Hello Guilford Friends and Neighbors,
The Guilford Newcomers Club has been a wonderful social group for my family, but taking on the role of President and having access to more history about the club has opened my eyes to a much deeper and more profound purpose of our club. Did you know that prior to 1973, being called a “newcomer” was an insult, a dismissive exclusion, a word whispered behind your back by “true locals?”
Did you know that in 1968 the (then) Guilford Country Club, the only social outlet besides church, effectively BANNED all newcomers from joining? The club instituted a policy that you could only be nominated for membership if you were sponsored by a Third-Generation member. Did you know that in the early 1970s polling locations were changed in the dead of night to almost hidden locations just so Newcomers could not participate in local elections?
In the first half of the 20th century this quaint New England town had very few “newcomers” until I-95 was built in the 1960s allowing commuting. The “Mad Men” model was born: Men working in New York City started buying up the quaint old homes here, putting their kids in the quaint schools, and left their wives to enjoy the quaint life. In 1967 the highway exits connecting Guilford allowed a crazy land rush as developers swarmed in building a slew of new colonials. The resulting strain on local resources was put to the test. Schools became overcrowded. Shops ran out of special goods. The library started waiting lists for books. And many of these new families had new ideas of how things should change, modernize, and accommodate their not-very-New-England tastes. In short there was a social upheaval and the locals didn’t want the Newcomers here at all. It must have been lonely in 1970 Guilford for a newcomer; no social clubs to join, not invited for bridge at your neighbors home, not allowed on PTO committees, not allowed to have your voice heard, no one to turn to if you needed help. Isolation. Exclusion.
In 1973 a small group of women started a civics group called the Guilford Newcomers Club.

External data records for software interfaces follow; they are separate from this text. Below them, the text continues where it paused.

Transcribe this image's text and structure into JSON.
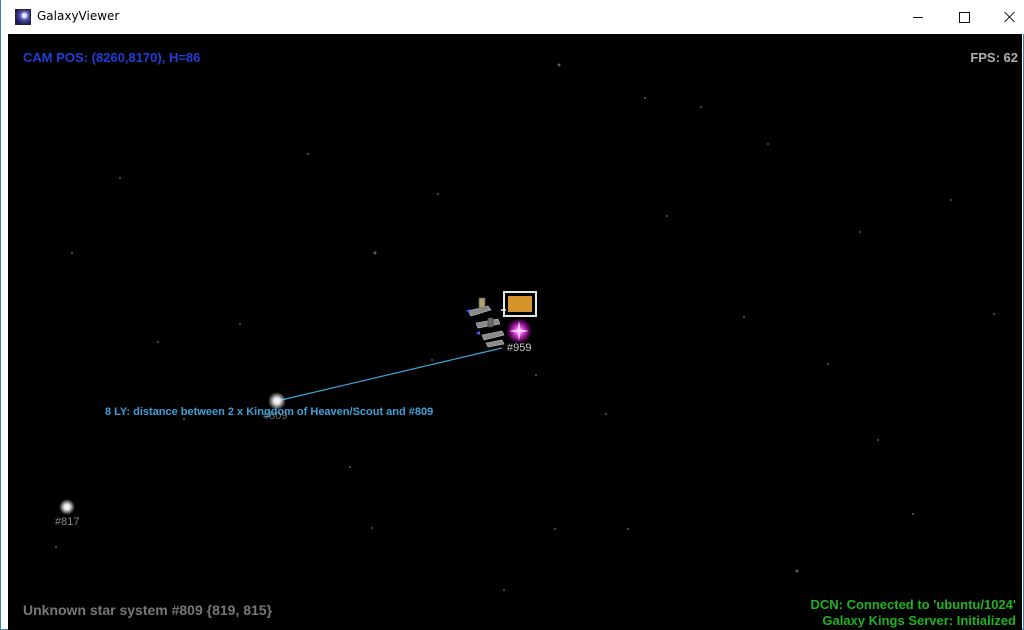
{
  "window": {
    "title": "GalaxyViewer",
    "icons": {
      "app": "galaxy-app-icon",
      "minimize": "minimize-icon",
      "maximize": "maximize-icon",
      "close": "close-icon"
    }
  },
  "hud": {
    "camera": "CAM POS: (8260,8170), H=86",
    "fps": "FPS: 62",
    "system_info": "Unknown star system #809 {819, 815}",
    "connection": "DCN: Connected to 'ubuntu/1024'",
    "server": "Galaxy Kings Server: Initialized"
  },
  "map": {
    "stars": [
      {
        "id": "#959",
        "color": "#ff40ff"
      },
      {
        "id": "#809",
        "color": "#ffffff"
      },
      {
        "id": "#817",
        "color": "#ffffff"
      }
    ],
    "distance_label": "8 LY: distance between 2 x Kingdom of Heaven/Scout and #809",
    "fleet_marker_color": "#d4962a",
    "distance_line_color": "#3fa0d8"
  }
}
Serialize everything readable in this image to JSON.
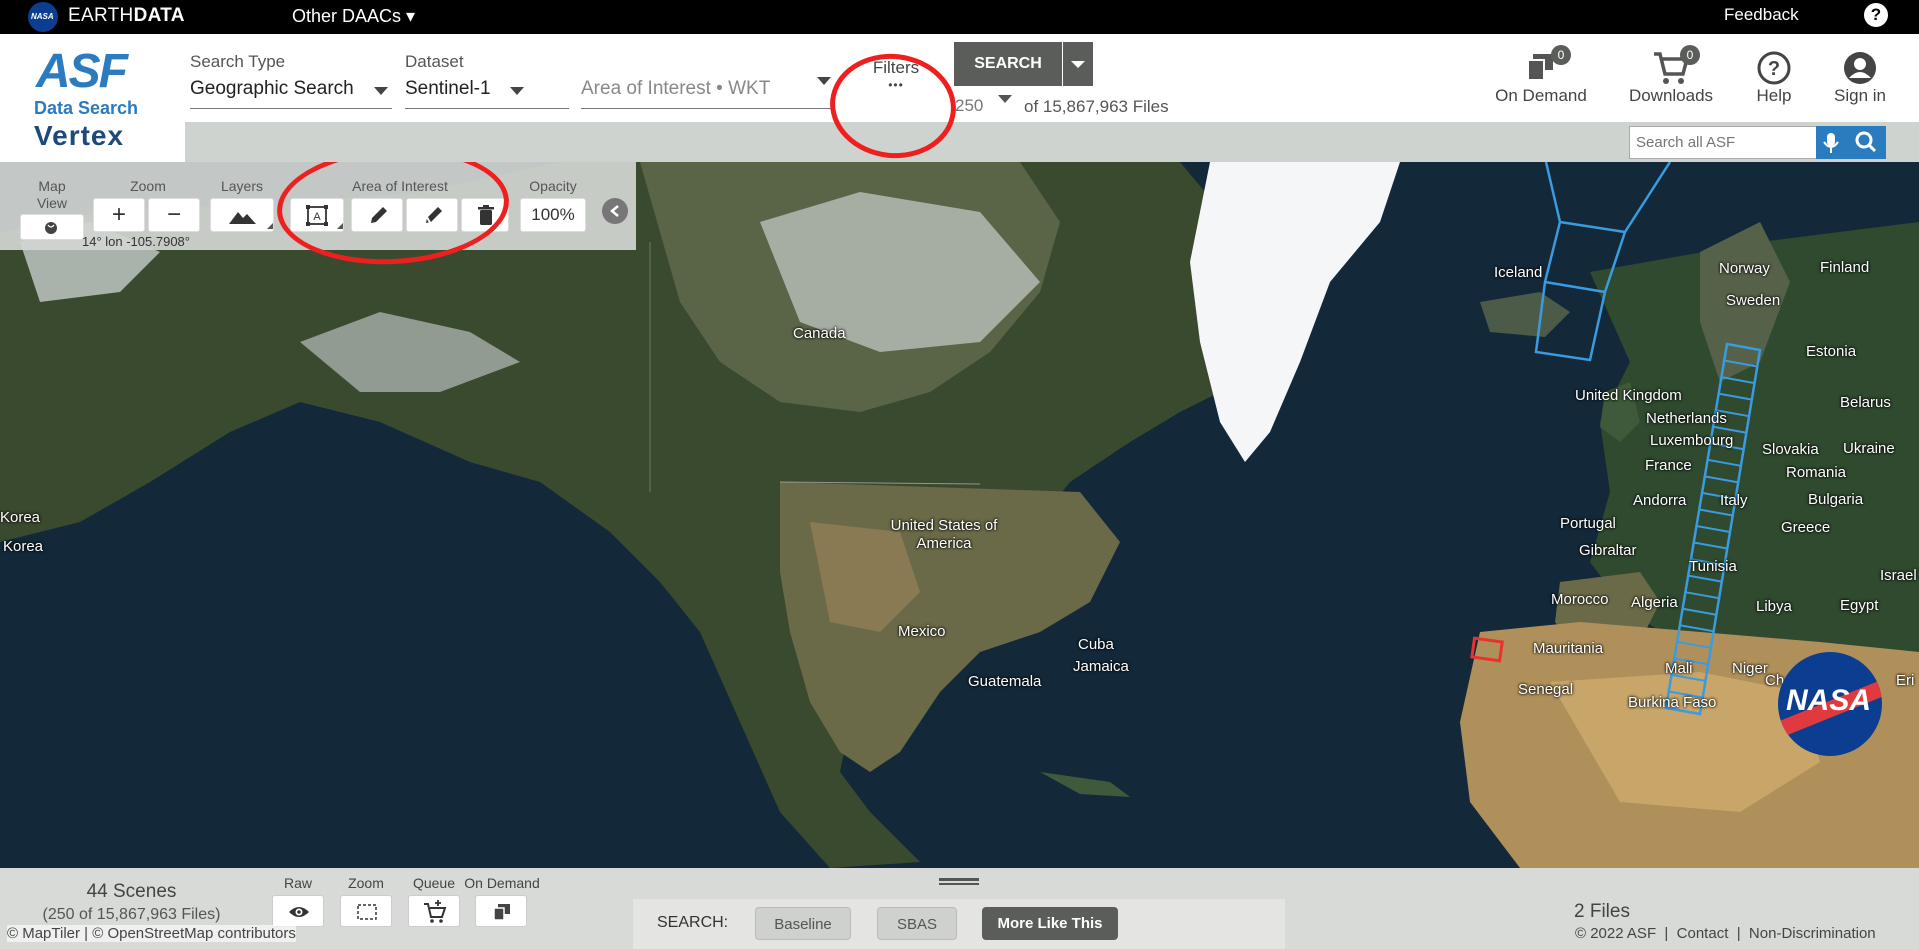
{
  "topbar": {
    "nasa_logo_text": "NASA",
    "brand_light": "EARTH",
    "brand_bold": "DATA",
    "other_daacs": "Other DAACs ▾",
    "feedback": "Feedback",
    "help": "?"
  },
  "header": {
    "logo": {
      "asf": "ASF",
      "data_search": "Data Search",
      "vertex": "Vertex"
    },
    "search_type": {
      "label": "Search Type",
      "value": "Geographic Search"
    },
    "dataset": {
      "label": "Dataset",
      "value": "Sentinel-1"
    },
    "aoi": {
      "placeholder": "Area of Interest • WKT"
    },
    "filters": {
      "label": "Filters",
      "dots": "•••"
    },
    "max_results": "250",
    "file_count": "of 15,867,963 Files",
    "search_button": "SEARCH",
    "on_demand": {
      "label": "On Demand",
      "count": "0"
    },
    "downloads": {
      "label": "Downloads",
      "count": "0"
    },
    "help": "Help",
    "sign_in": "Sign in",
    "asf_search_placeholder": "Search all ASF"
  },
  "map_toolbar": {
    "map_view_label": "Map View",
    "zoom_label": "Zoom",
    "zoom_in": "+",
    "zoom_out": "−",
    "layers_label": "Layers",
    "aoi_label": "Area of Interest",
    "opacity_label": "Opacity",
    "opacity_value": "100%",
    "coords": "14°   lon -105.7908°"
  },
  "map_places": {
    "canada": "Canada",
    "usa": "United States of America",
    "mexico": "Mexico",
    "cuba": "Cuba",
    "jamaica": "Jamaica",
    "guatemala": "Guatemala",
    "iceland": "Iceland",
    "norway": "Norway",
    "finland": "Finland",
    "sweden": "Sweden",
    "estonia": "Estonia",
    "uk": "United Kingdom",
    "belarus": "Belarus",
    "netherlands": "Netherlands",
    "luxembourg": "Luxembourg",
    "slovakia": "Slovakia",
    "ukraine": "Ukraine",
    "france": "France",
    "romania": "Romania",
    "andorra": "Andorra",
    "italy": "Italy",
    "bulgaria": "Bulgaria",
    "portugal": "Portugal",
    "greece": "Greece",
    "gibraltar": "Gibraltar",
    "tunisia": "Tunisia",
    "israel": "Israel",
    "morocco": "Morocco",
    "algeria": "Algeria",
    "libya": "Libya",
    "egypt": "Egypt",
    "mauritania": "Mauritania",
    "mali": "Mali",
    "niger": "Niger",
    "senegal": "Senegal",
    "burkina_faso": "Burkina Faso",
    "korea_1": "Korea",
    "korea_2": "Korea",
    "ch": "Ch",
    "er": "Eri",
    "nasa_meatball": "NASA"
  },
  "bottom": {
    "scenes_count": "44 Scenes",
    "scenes_sub": "(250 of 15,867,963 Files)",
    "raw": "Raw",
    "zoom": "Zoom",
    "queue": "Queue",
    "on_demand": "On Demand",
    "search_label": "SEARCH:",
    "baseline": "Baseline",
    "sbas": "SBAS",
    "more_like_this": "More Like This",
    "files_count": "2 Files",
    "attribution": "© MapTiler | © OpenStreetMap contributors",
    "footer_links": "© 2022 ASF  |  Contact  |  Non-Discrimination"
  },
  "colors": {
    "footprint_blue": "#3a9be0",
    "annotation_red": "#ee1f1f",
    "selected_red": "#e8322e",
    "accent": "#2b7bbf"
  }
}
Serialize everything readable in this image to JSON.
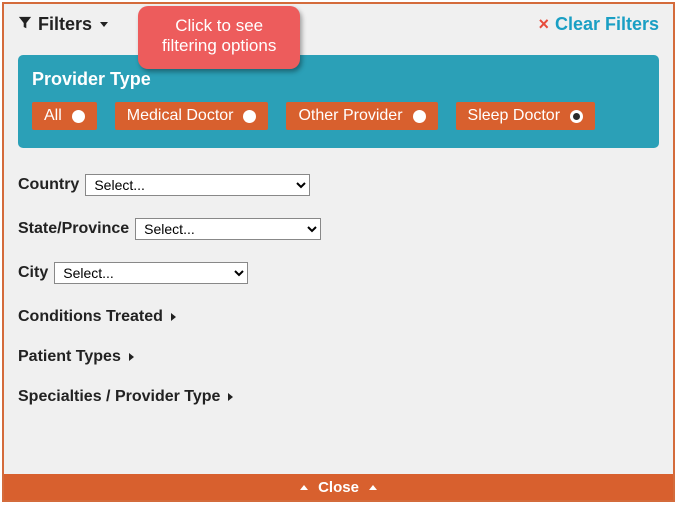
{
  "header": {
    "filters_label": "Filters",
    "clear_icon": "×",
    "clear_label": "Clear Filters"
  },
  "callout": {
    "line1": "Click to see",
    "line2": "filtering options"
  },
  "provider_type": {
    "title": "Provider Type",
    "options": {
      "all": "All",
      "medical_doctor": "Medical Doctor",
      "other_provider": "Other Provider",
      "sleep_doctor": "Sleep Doctor"
    },
    "selected": "sleep_doctor"
  },
  "selects": {
    "country": {
      "label": "Country",
      "value": "Select..."
    },
    "state": {
      "label": "State/Province",
      "value": "Select..."
    },
    "city": {
      "label": "City",
      "value": "Select..."
    }
  },
  "expanders": {
    "conditions": "Conditions Treated",
    "patient_types": "Patient Types",
    "specialties": "Specialties / Provider Type"
  },
  "close_label": "Close"
}
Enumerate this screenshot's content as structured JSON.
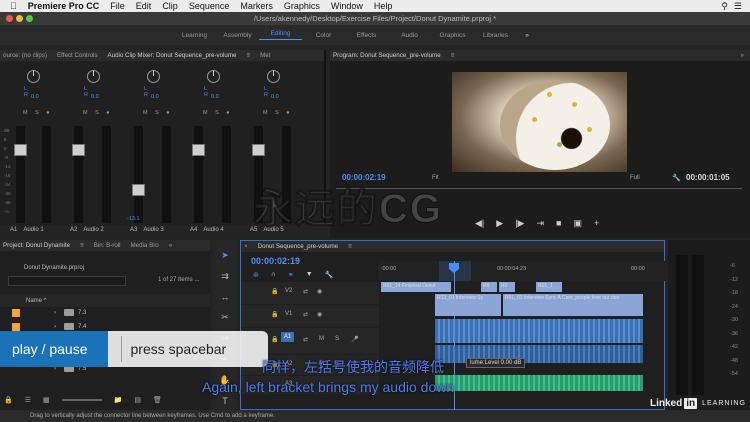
{
  "menubar": {
    "app": "Premiere Pro CC",
    "items": [
      "File",
      "Edit",
      "Clip",
      "Sequence",
      "Markers",
      "Graphics",
      "Window",
      "Help"
    ]
  },
  "titlebar": {
    "path": "/Users/akennedy/Desktop/Exercise Files/Project/Donut Dynamite.prproj *"
  },
  "workspaces": {
    "items": [
      "Learning",
      "Assembly",
      "Editing",
      "Color",
      "Effects",
      "Audio",
      "Graphics",
      "Libraries"
    ],
    "active": "Editing",
    "more": "»"
  },
  "mixer": {
    "tabs": [
      "ource: (no clips)",
      "Effect Controls",
      "Audio Clip Mixer: Donut Sequence_pre-volume",
      "Met"
    ],
    "active_tab": "Audio Clip Mixer: Donut Sequence_pre-volume",
    "lr_label": "L   R",
    "msr": "M S ●",
    "channels": [
      {
        "id": "A1",
        "name": "Audio 1",
        "pan": "0.0",
        "fader": "0.0",
        "fader_db": 0
      },
      {
        "id": "A2",
        "name": "Audio 2",
        "pan": "0.0",
        "fader": "0.0",
        "fader_db": 0
      },
      {
        "id": "A3",
        "name": "Audio 3",
        "pan": "0.0",
        "fader": "-13.1",
        "fader_db": -13.1
      },
      {
        "id": "A4",
        "name": "Audio 4",
        "pan": "0.0",
        "fader": "0.0",
        "fader_db": 0
      },
      {
        "id": "A5",
        "name": "Audio 5",
        "pan": "0.0",
        "fader": "0.0",
        "fader_db": 0
      }
    ],
    "db_scale": [
      "dB",
      "6",
      "0",
      "-6",
      "-12",
      "-18",
      "-24",
      "-30",
      "-36",
      "-∞"
    ]
  },
  "program": {
    "title": "Program: Donut Sequence_pre-volume",
    "timecode_left": "00:00:02:19",
    "fit": "Fit",
    "quality": "Full",
    "timecode_right": "00:00:01:05"
  },
  "project": {
    "tabs": [
      "Project: Donut Dynamite",
      "Bin: B-roll",
      "Media Bro"
    ],
    "file": "Donut Dynamite.prproj",
    "search_placeholder": "",
    "count": "1 of 27 Items ...",
    "column": "Name ^",
    "rows": [
      "7.3",
      "7.4",
      "7.5"
    ]
  },
  "timeline": {
    "title": "Donut Sequence_pre-volume",
    "timecode": "00:00:02:19",
    "ruler": [
      ":00:00",
      "00:00:04:23",
      "00:00"
    ],
    "tracks": [
      {
        "label": "V2",
        "clips": [
          "R01_14 Finished Donut",
          "R0",
          "R0",
          "R01_1"
        ]
      },
      {
        "label": "V1",
        "clips": [
          "R13_01 Interview Sy",
          "R01_01 Interview Sync A Cam_people love our don"
        ]
      },
      {
        "label": "A1",
        "clips": []
      },
      {
        "label": "A2",
        "clips": []
      },
      {
        "label": "A3",
        "clips": []
      }
    ],
    "tooltip": "lume:Level  0.00 dB"
  },
  "overlay": {
    "left": "play / pause",
    "right": "press spacebar"
  },
  "subtitles": {
    "zh": "同样，左括号使我的音频降低",
    "en": "Again, left bracket brings my audio down"
  },
  "watermark": "永远的CG",
  "status": "Drag to vertically adjust the connector line between keyframes. Use Cmd to add a keyframe.",
  "branding": {
    "linkedin": "Linked",
    "in": "in",
    "learning": "LEARNING"
  },
  "meter_scale": [
    "-6",
    "-12",
    "-18",
    "-24",
    "-30",
    "-36",
    "-42",
    "-48",
    "-54"
  ],
  "colors": {
    "accent": "#4a8ff7",
    "overlay_blue": "#1a72b8",
    "clip_orange": "#f3a338",
    "audio_green": "#2c9a6f"
  }
}
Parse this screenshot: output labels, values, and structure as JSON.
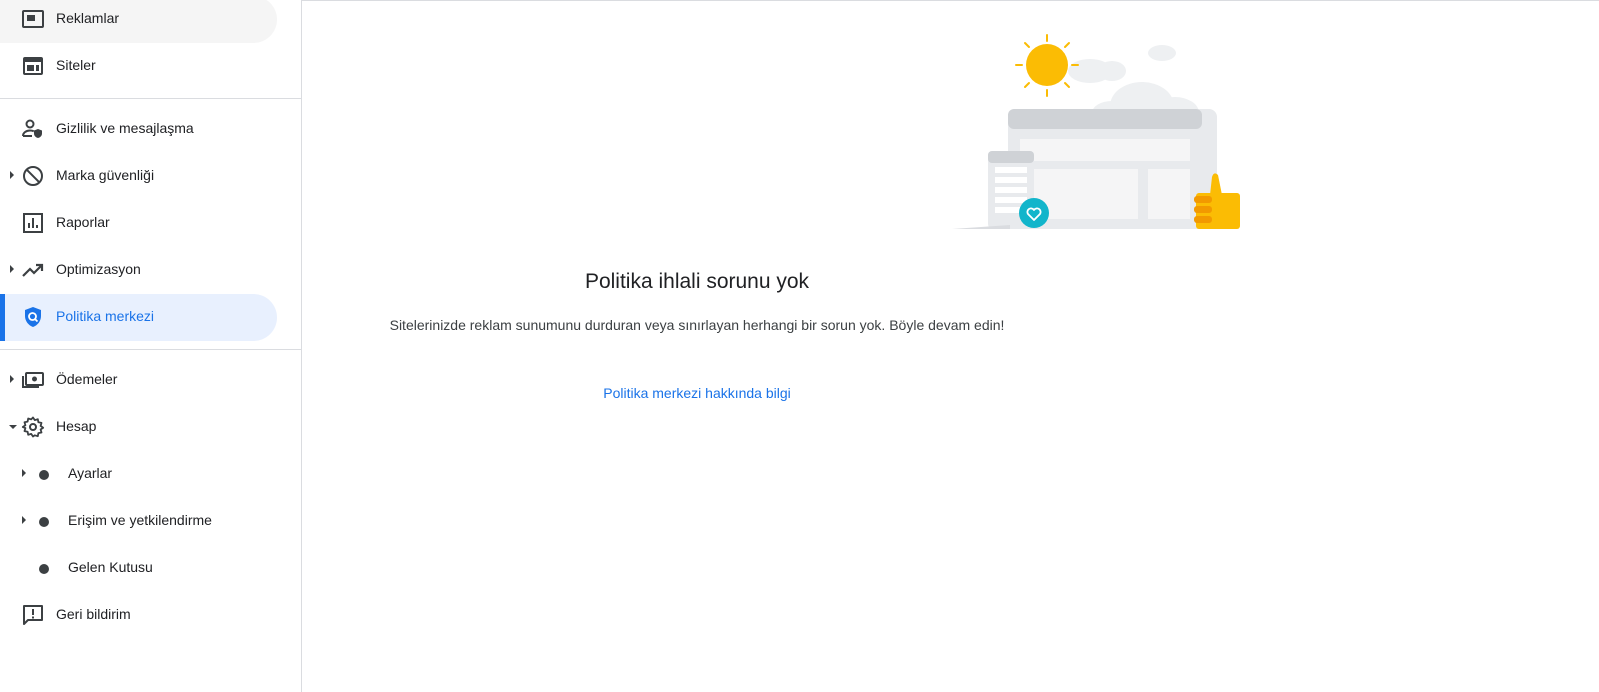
{
  "sidebar": {
    "items": [
      {
        "label": "Reklamlar",
        "icon": "ads-icon"
      },
      {
        "label": "Siteler",
        "icon": "sites-icon"
      },
      {
        "label": "Gizlilik ve mesajlaşma",
        "icon": "privacy-messaging-icon"
      },
      {
        "label": "Marka güvenliği",
        "icon": "block-icon"
      },
      {
        "label": "Raporlar",
        "icon": "bar-chart-icon"
      },
      {
        "label": "Optimizasyon",
        "icon": "trending-up-icon"
      },
      {
        "label": "Politika merkezi",
        "icon": "policy-shield-icon"
      },
      {
        "label": "Ödemeler",
        "icon": "payments-icon"
      },
      {
        "label": "Hesap",
        "icon": "gear-icon"
      },
      {
        "label": "Ayarlar",
        "icon": "bullet-icon"
      },
      {
        "label": "Erişim ve yetkilendirme",
        "icon": "bullet-icon"
      },
      {
        "label": "Gelen Kutusu",
        "icon": "bullet-icon"
      },
      {
        "label": "Geri bildirim",
        "icon": "feedback-icon"
      }
    ],
    "active_item": "Politika merkezi"
  },
  "main": {
    "title": "Politika ihlali sorunu yok",
    "subtitle": "Sitelerinizde reklam sunumunu durduran veya sınırlayan herhangi bir sorun yok. Böyle devam edin!",
    "learn_more_link": "Politika merkezi hakkında bilgi"
  },
  "colors": {
    "accent": "#1a73e8",
    "active_bg": "#e8f0fe",
    "sun": "#fbbc04",
    "teal": "#12b5cb"
  }
}
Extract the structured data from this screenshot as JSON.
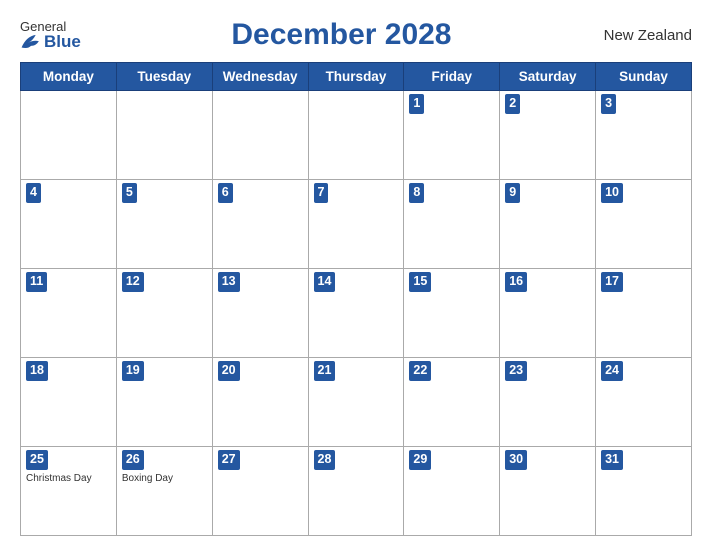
{
  "header": {
    "logo_general": "General",
    "logo_blue": "Blue",
    "title": "December 2028",
    "country": "New Zealand"
  },
  "calendar": {
    "days_of_week": [
      "Monday",
      "Tuesday",
      "Wednesday",
      "Thursday",
      "Friday",
      "Saturday",
      "Sunday"
    ],
    "weeks": [
      [
        {
          "num": "",
          "empty": true
        },
        {
          "num": "",
          "empty": true
        },
        {
          "num": "",
          "empty": true
        },
        {
          "num": "",
          "empty": true
        },
        {
          "num": "1"
        },
        {
          "num": "2"
        },
        {
          "num": "3"
        }
      ],
      [
        {
          "num": "4"
        },
        {
          "num": "5"
        },
        {
          "num": "6"
        },
        {
          "num": "7"
        },
        {
          "num": "8"
        },
        {
          "num": "9"
        },
        {
          "num": "10"
        }
      ],
      [
        {
          "num": "11"
        },
        {
          "num": "12"
        },
        {
          "num": "13"
        },
        {
          "num": "14"
        },
        {
          "num": "15"
        },
        {
          "num": "16"
        },
        {
          "num": "17"
        }
      ],
      [
        {
          "num": "18"
        },
        {
          "num": "19"
        },
        {
          "num": "20"
        },
        {
          "num": "21"
        },
        {
          "num": "22"
        },
        {
          "num": "23"
        },
        {
          "num": "24"
        }
      ],
      [
        {
          "num": "25",
          "holiday": "Christmas Day"
        },
        {
          "num": "26",
          "holiday": "Boxing Day"
        },
        {
          "num": "27"
        },
        {
          "num": "28"
        },
        {
          "num": "29"
        },
        {
          "num": "30"
        },
        {
          "num": "31"
        }
      ]
    ]
  }
}
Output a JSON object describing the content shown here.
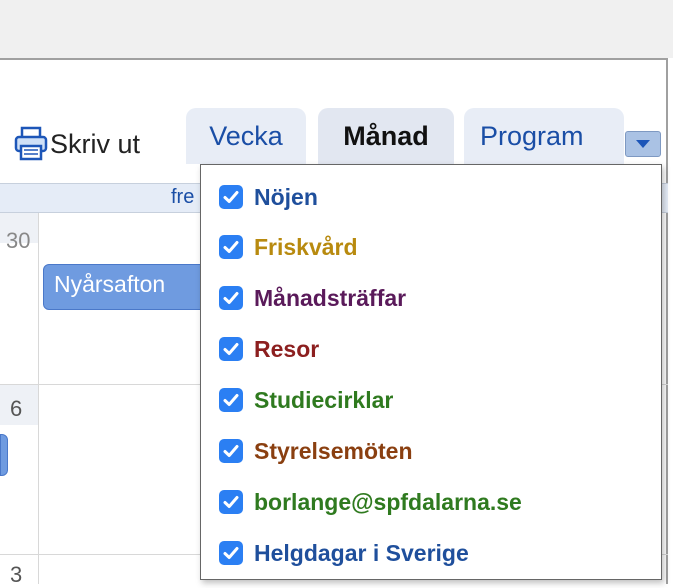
{
  "toolbar": {
    "print_label": "Skriv ut",
    "tabs": [
      {
        "label": "Vecka"
      },
      {
        "label": "Månad"
      },
      {
        "label": "Program"
      }
    ]
  },
  "calendar": {
    "header_fragment": "fre",
    "day_numbers": [
      "30",
      "6",
      "3"
    ],
    "event_label": "Nyårsafton"
  },
  "dropdown": {
    "items": [
      {
        "label": "Nöjen",
        "checked": true,
        "color": "#1f4f9c"
      },
      {
        "label": "Friskvård",
        "checked": true,
        "color": "#b88a0f"
      },
      {
        "label": "Månadsträffar",
        "checked": true,
        "color": "#5a1a5a"
      },
      {
        "label": "Resor",
        "checked": true,
        "color": "#8c1f1f"
      },
      {
        "label": "Studiecirklar",
        "checked": true,
        "color": "#2f7a1f"
      },
      {
        "label": "Styrelsemöten",
        "checked": true,
        "color": "#8a3f10"
      },
      {
        "label": "borlange@spfdalarna.se",
        "checked": true,
        "color": "#2f7a1f"
      },
      {
        "label": "Helgdagar i Sverige",
        "checked": true,
        "color": "#1f4f9c"
      }
    ]
  },
  "colors": {
    "checkbox": "#2b7ff3",
    "event": "#6f9be0",
    "tab_active_text": "#111111",
    "tab_text": "#1a4ea6"
  }
}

Using the word ‘newcomer’ was semi-revolutionary. Owning the insult, proudly using the word “newcomers”, they were looking to make a statement. But they didn’t get loud, they didn’t fight, they didn’t demand respect… they decided to “Go High”. They began to quietly meet in each other’s homes, to raise money, and give back to various Guilford Charities. They made their own bridge group, cookie exchange, and dinners out. They entertained each other for New Years Eve. They formed a community inside of a town that said it didn’t want them here.
Slowly, word started to spread around town that the Newcomers were helping. They helped the school get new lockers, the senior center got a TV, the clock on the church green got a big check to help with repairs. By 1977, in just 4 years, there is mention of the GNC in the newspaper as a group of ladies helping out.
When I talk to my elderly, sixth-generation Guilford neighbors they say what a nice group the GNC is. They are proud of me for joining an organization that helps our town so much. I feel at home here and I know I have a tradition of strong New-coming Woman to thank for that.
So, now it is OUR TURN. It is our time to GIVE BACK to Guilford. Our Thanks4Giving PotLuck is next Thursday. This exact event has been repeated many times in many Newcomer’s homes in the last 44 Years. We will meet and eat and drink wine together and then we will pull out our ATM cards and donate a huge abundance of Turkeys and Hams and food to our local food bank. We will give back. We will continue the tradition of service and civic pride that so many strong women before us have given to this quaint New England town…our town. Our home.
Thank you for your consideration,
GNC President 2017-18